The $1,500 2-7 triple draw final table was pretty rowdy for a Wednesday night.
The rest of the Amazon room was cushioned with a steady hum of riffling chips, but one section was intermittently erupting with cheers in Russian and chants in English.
They were cheering for either Russia’s Andrey Zaichenko or Illinois’s own Jameson Painter.
In addition to stereotypical names, both players had four World Series of Poker final table finishes without a victory.
They definitely knew it and some of their friends probably did too. One thing everyone was aware of was that both players were one elimination away from winning $117,947 and a World Series of Poker bracelet.
Both sides had plenty to cheer. Players battled for nearly two hours and chips sloshed back-and-forth like a water in limousine hot tub.
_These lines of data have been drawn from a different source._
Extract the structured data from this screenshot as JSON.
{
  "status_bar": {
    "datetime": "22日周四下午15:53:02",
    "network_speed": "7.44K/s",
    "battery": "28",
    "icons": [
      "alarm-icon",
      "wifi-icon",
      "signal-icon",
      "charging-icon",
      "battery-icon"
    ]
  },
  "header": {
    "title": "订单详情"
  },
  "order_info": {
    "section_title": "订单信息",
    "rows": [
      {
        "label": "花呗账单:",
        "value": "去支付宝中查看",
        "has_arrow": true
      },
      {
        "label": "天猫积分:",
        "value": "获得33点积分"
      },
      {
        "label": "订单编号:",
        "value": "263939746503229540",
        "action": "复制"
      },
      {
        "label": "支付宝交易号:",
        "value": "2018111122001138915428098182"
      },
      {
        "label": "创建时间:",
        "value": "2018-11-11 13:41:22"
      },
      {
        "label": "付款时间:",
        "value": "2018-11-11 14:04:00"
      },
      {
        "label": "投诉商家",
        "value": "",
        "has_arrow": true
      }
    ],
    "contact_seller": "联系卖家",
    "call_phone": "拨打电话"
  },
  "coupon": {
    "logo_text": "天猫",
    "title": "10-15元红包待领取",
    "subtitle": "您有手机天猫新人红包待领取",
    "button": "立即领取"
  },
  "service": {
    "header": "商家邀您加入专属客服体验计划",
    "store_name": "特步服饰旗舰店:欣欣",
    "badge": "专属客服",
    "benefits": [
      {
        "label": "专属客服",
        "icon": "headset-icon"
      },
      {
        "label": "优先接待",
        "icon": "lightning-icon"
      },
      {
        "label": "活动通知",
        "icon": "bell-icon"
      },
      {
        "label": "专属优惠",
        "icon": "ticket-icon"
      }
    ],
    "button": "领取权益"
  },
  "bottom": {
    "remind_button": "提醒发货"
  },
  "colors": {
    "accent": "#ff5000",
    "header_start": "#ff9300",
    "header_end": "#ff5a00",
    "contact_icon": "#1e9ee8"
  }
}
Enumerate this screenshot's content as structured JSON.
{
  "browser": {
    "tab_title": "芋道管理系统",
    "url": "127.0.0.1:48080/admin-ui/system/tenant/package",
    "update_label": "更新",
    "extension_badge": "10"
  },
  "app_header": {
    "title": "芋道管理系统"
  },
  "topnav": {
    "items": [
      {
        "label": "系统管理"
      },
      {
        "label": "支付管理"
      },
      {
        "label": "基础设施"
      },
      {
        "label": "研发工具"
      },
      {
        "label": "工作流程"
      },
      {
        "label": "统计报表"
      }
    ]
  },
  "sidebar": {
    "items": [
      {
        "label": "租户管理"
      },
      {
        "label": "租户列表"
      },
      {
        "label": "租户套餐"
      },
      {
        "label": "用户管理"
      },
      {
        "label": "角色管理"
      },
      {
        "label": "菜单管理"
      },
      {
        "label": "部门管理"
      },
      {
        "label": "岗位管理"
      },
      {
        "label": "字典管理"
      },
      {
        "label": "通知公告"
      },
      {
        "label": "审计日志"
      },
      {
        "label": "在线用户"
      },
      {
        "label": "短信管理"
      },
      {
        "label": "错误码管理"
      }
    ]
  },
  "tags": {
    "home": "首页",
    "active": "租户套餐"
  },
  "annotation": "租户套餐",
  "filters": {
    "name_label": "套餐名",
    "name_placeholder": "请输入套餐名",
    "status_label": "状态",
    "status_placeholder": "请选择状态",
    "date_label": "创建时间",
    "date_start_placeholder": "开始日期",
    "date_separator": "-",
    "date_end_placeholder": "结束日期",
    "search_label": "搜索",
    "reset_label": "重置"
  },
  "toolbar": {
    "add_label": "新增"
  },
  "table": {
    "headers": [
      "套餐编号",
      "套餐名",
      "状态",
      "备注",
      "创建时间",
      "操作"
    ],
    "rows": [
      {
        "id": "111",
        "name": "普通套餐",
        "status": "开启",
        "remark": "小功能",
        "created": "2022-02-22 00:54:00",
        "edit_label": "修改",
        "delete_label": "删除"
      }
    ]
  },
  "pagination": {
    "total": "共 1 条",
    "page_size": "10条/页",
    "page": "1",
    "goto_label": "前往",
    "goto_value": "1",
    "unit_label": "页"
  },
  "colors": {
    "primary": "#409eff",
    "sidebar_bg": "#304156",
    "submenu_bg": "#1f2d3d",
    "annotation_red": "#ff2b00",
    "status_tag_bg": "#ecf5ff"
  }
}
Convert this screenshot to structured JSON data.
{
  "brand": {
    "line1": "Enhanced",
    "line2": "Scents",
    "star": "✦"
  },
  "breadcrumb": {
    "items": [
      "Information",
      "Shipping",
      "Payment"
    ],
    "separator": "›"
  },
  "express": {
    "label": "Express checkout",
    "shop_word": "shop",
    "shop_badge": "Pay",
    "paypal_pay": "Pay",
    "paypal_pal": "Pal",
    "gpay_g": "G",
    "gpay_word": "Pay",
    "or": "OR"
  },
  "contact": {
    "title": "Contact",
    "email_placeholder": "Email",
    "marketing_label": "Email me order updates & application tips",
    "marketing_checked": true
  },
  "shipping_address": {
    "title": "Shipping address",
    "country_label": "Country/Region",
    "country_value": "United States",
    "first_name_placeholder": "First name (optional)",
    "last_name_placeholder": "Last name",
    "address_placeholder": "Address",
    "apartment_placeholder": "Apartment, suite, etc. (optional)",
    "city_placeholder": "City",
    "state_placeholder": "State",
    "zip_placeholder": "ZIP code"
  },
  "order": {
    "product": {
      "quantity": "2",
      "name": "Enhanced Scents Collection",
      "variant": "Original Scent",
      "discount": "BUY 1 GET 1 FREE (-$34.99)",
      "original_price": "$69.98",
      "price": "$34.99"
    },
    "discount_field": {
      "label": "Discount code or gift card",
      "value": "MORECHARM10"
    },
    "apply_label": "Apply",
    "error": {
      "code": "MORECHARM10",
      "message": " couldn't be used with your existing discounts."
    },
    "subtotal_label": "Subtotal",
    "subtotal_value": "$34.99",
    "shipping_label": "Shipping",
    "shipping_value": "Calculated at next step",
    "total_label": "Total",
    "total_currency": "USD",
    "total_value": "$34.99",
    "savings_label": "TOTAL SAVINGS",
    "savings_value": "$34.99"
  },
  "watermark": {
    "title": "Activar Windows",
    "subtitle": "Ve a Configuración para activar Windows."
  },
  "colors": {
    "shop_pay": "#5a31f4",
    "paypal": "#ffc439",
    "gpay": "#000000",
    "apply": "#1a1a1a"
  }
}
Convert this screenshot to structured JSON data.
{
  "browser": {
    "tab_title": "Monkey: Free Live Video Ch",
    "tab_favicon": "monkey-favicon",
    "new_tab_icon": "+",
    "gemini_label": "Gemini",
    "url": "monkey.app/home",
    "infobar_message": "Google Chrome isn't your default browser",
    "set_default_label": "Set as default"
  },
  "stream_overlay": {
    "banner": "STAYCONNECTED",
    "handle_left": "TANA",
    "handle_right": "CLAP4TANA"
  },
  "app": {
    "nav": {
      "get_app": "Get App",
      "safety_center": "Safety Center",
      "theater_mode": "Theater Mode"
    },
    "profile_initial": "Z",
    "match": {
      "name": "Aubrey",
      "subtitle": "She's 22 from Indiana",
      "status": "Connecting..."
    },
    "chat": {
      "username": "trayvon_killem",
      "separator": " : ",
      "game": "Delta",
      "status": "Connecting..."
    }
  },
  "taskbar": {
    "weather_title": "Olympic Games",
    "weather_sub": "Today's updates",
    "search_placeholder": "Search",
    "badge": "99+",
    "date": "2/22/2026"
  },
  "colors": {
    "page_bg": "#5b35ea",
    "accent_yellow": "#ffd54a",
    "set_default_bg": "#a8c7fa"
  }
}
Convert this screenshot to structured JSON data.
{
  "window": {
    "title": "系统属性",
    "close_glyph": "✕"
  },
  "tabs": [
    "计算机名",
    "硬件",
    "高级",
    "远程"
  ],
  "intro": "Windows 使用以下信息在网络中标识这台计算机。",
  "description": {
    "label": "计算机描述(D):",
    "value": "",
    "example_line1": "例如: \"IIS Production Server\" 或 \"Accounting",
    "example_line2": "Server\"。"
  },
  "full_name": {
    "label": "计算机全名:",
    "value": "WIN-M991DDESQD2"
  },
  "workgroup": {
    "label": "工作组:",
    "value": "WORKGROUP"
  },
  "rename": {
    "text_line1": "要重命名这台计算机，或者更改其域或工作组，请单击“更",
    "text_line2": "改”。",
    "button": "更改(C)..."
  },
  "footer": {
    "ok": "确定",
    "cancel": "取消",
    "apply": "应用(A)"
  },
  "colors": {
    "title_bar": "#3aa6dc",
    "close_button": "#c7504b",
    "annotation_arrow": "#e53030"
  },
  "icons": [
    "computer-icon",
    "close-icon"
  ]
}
Zaichenko started the match with the lead and got Painter down to just a handful of chips on a few occasions. But Painter kept coming back and he even had Zaichenko on the ropes at one point.
The spectator area is like the top half of a diagonally cut boxing ring. Painter’s crowd took both ends of the stands while Zaichenko supporters crowded the middle.
When Painter got Zaichenko down to just a few big bets, the edges came to life with chants of, “Orange!”
Painter was wearing an orange shirt, as he usually does. Sometimes it’s dark blue.
But no matter what, Painter is always wearing a University of Illinois shirt. The larger Painter’s stack grew, the more times people shouted “Orange!” per pot.
The crowd that had been cheering and chanting loudly in Russian, resorted to short, stern blocks of applause.
Then Zaichenko mounted a comeback with a few seven lows and he even took down a big pot with a ten to Painter’s jack. Zaichenko’s rail clapped louder for that one.
The Russian player then had Painter back down to just a few chips again and the edges of the rail went still while the middle burst.
Zaichenko hit a nine on the final hand while Painter drew to a six and missed.
No Breaks for Painter
Zaichenko celebrated with his rail while Painter immediately went to go register for the $3,000 6-max limit hold’em.
Late registration was only opened for another 30 minutes and the 6-max limit hold'em is one of Painter’s favorite tournaments of the year.
Three of Painter’s five WSOP final tables are in limit hold’em events. While Painter was really pining for the bracelet in the 2-7, he said ok with the result.
“Especially coming into today as a large chip leader I kind of came into it expecting anything worst than first was going to be a disappointment,” Painter said.
“But given how it played out, I'm pretty happy with second, given how few chips I had four and three handed.”
Painter got very close to victory near the end, but felt a mistake near the beginning of the match cost him the tournament.
“It came down to me making an incorrect brick twice at the start of it actually,” Painter said.
“The very first hand where he had a ten nine. I broke a better hand.
“If you presume that all the cards run the same way afterwards I think he gets knocked out slightly before he makes the comeback.”
Mixed Games in Moscow
Zaichenko on the other hand is glad his mixed game training has paid off.
Zaichenko, who also now has five WSOP final tables, has had most of his success in no-limit Hold’em.
“I started playing a lot mixed games in Moscow about three years ago,” Zaichenko said.
“I think this a result of all that play in Moscow."
Zaichenko, who first cashed in the WSOP in 2008, says he and other Russians first learned those games here.
But Zaichenko thinks the proliferation of mixed games in Russia will lead to more Russian players taking down mixed game tournaments.
“In the last three or four years we maybe only had one bracelet in this area,” Zaichenko said.
"Now it’s two and I think we have some good players this series and we’ll try to get another bracelet."